#NC-12140-RR - Notecards
Also available in Assortment Pack #AST-650
#PR-12140-RR - Open Edition Print
1851 the Orange & Alexandria line intersected with the Manassas
Gap Railroad, forming a junction town. This critical railway junction
affected the outcome of the first major battle of Manassas. Just
hours before the battle, Confederate General P.G.T. Beauregard
began to receive reinforcements by train from General Joseph E.
Johnston's army at Winchester. By Sunday morning, when heavy fighting
began, four of Johnston's brigades had reached Manassas. By afternoon
the Confederates had driven off Union troops in the First Battle
has had five depots, three of which have been at the current location.
The present depot, which was built in 1914, partially incorporates
the walls of an earlier depot that burned in 1912. It is a one
story brick structure with a ceramic tiled roof. The roof, which
flows into wide eaves, is supported by brackets and posts. An
octagonal turret with tiny dormers is located in the center of
the station's roof.
current depot was rehabilitated in 1997 as a visitor center, exhibit

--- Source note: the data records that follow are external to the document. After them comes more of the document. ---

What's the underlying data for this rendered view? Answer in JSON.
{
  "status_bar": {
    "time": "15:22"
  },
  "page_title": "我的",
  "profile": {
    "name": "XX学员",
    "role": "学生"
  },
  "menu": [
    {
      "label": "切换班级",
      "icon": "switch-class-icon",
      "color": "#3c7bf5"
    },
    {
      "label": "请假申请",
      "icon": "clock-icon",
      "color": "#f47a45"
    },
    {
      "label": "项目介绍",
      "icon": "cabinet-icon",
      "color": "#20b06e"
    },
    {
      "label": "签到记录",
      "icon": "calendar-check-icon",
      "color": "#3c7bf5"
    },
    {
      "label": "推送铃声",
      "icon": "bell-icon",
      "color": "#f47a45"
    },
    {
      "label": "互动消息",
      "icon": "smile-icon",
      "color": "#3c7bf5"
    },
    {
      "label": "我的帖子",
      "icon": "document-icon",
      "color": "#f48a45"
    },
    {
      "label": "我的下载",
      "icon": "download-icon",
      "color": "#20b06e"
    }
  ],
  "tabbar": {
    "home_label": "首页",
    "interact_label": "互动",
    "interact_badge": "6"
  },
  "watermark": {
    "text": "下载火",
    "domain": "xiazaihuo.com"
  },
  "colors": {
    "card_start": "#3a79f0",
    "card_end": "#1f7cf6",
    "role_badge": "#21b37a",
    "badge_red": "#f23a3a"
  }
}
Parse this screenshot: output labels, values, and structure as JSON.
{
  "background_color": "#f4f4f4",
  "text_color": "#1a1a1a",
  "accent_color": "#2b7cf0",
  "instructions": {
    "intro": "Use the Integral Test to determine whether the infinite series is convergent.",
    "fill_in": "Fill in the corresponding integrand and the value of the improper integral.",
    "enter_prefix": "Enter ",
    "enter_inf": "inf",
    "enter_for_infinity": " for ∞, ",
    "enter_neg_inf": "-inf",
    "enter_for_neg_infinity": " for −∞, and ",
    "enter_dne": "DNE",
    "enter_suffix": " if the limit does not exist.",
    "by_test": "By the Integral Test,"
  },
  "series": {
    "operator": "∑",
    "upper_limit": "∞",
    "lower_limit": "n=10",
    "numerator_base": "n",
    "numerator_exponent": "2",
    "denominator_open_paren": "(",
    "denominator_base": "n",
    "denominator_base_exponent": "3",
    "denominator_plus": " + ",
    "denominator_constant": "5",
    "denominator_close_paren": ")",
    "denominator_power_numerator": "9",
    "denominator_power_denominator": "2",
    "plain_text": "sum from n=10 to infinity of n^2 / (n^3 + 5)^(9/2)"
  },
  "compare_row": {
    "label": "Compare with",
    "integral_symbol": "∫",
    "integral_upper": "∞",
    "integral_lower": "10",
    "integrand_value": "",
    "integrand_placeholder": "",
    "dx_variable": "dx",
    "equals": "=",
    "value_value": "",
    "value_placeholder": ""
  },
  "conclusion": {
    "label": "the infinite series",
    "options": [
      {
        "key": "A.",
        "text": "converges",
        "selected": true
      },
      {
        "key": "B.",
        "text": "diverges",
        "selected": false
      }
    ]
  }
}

gallery, and passenger waiting area. It is a focal point for the
© 1996 Dianne Harrah, Drawing © 1996 Bill Harrah